#### [About this task]
Without including any pictures, reproduce the full listing exactly.

#### [Listed entries]

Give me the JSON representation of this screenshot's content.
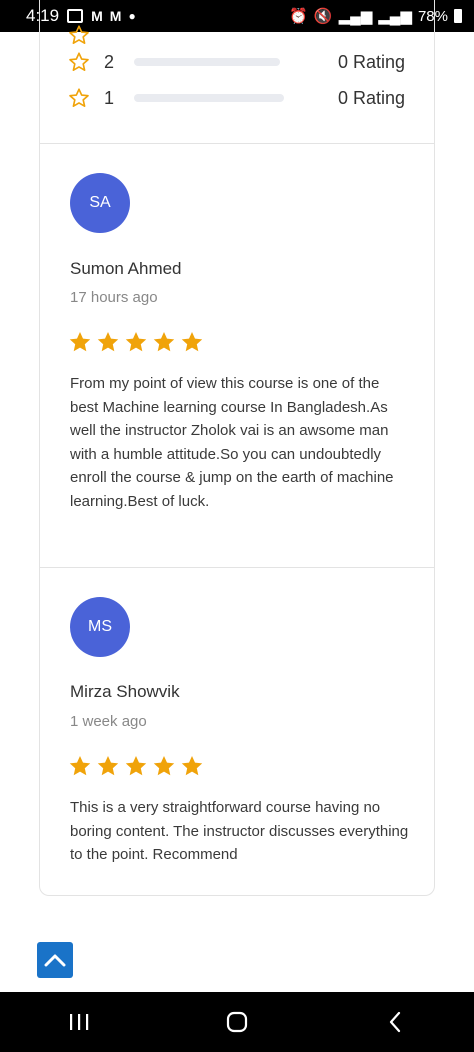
{
  "status_bar": {
    "time": "4:19",
    "battery": "78%"
  },
  "rating_rows": [
    {
      "stars": "2",
      "label": "0 Rating"
    },
    {
      "stars": "1",
      "label": "0 Rating"
    }
  ],
  "reviews": [
    {
      "initials": "SA",
      "name": "Sumon Ahmed",
      "time": "17 hours ago",
      "rating": 5,
      "text": "From my point of view this course is one of the best Machine learning course In Bangladesh.As well the instructor Zholok vai is an awsome man with a humble attitude.So you can undoubtedly enroll the course & jump on the earth of machine learning.Best of luck."
    },
    {
      "initials": "MS",
      "name": "Mirza Showvik",
      "time": "1 week ago",
      "rating": 5,
      "text": "This is a very straightforward course having no boring content. The instructor discusses everything to the point. Recommend"
    }
  ],
  "colors": {
    "star": "#f0a30a",
    "avatar": "#4a63d8",
    "scroll_button": "#1a73c8"
  },
  "icons": {
    "scroll_top": "chevron-up-icon",
    "nav_recents": "recents-icon",
    "nav_home": "home-icon",
    "nav_back": "back-icon"
  }
}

#### [Expected answer]
Give me the JSON representation of this screenshot's content.
{
  "status_bar": {
    "time": "4:19",
    "battery": "78%"
  },
  "rating_rows": [
    {
      "stars": "2",
      "label": "0 Rating"
    },
    {
      "stars": "1",
      "label": "0 Rating"
    }
  ],
  "reviews": [
    {
      "initials": "SA",
      "name": "Sumon Ahmed",
      "time": "17 hours ago",
      "rating": 5,
      "text": "From my point of view this course is one of the best Machine learning course In Bangladesh.As well the instructor Zholok vai is an awsome man with a humble attitude.So you can undoubtedly enroll the course & jump on the earth of machine learning.Best of luck."
    },
    {
      "initials": "MS",
      "name": "Mirza Showvik",
      "time": "1 week ago",
      "rating": 5,
      "text": "This is a very straightforward course having no boring content. The instructor discusses everything to the point. Recommend"
    }
  ],
  "colors": {
    "star": "#f0a30a",
    "avatar": "#4a63d8",
    "scroll_button": "#1a73c8"
  },
  "icons": {
    "scroll_top": "chevron-up-icon",
    "nav_recents": "recents-icon",
    "nav_home": "home-icon",
    "nav_back": "back-icon"
  }
}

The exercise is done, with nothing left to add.